* The task: Every line in the records below with the string "installieren" is to be copied out.

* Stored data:
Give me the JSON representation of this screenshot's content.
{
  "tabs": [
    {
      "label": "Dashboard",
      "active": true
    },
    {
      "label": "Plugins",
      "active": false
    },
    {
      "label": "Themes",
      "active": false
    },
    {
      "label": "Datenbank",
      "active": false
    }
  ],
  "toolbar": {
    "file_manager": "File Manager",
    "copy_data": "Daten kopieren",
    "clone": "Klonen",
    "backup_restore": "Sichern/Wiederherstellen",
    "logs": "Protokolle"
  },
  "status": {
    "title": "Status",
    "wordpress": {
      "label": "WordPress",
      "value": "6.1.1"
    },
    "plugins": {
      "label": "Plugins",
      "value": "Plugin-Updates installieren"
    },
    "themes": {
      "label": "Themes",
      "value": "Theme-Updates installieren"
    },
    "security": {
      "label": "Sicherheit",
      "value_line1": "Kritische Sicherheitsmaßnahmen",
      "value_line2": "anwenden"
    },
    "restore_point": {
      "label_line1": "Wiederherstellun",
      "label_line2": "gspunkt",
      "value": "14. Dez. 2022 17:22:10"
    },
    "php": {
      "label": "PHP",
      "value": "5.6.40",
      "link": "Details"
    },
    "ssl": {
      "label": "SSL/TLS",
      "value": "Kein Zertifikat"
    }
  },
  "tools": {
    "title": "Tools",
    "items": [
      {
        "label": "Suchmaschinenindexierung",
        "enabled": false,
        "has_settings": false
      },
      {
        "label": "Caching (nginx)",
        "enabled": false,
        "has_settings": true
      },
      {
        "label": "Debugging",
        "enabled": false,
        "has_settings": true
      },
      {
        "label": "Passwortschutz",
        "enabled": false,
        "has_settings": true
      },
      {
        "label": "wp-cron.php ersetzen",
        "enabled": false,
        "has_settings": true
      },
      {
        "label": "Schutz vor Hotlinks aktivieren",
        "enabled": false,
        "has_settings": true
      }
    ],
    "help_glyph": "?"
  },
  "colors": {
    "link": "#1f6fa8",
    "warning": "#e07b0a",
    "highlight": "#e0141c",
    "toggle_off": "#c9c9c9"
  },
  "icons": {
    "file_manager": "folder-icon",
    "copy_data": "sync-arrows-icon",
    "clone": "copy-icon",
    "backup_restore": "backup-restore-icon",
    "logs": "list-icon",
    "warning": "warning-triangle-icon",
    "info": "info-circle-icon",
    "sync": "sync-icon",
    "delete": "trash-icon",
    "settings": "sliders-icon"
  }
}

* Solution to the exercise:
      "value": "Plugin-Updates installieren"
      "value": "Theme-Updates installieren"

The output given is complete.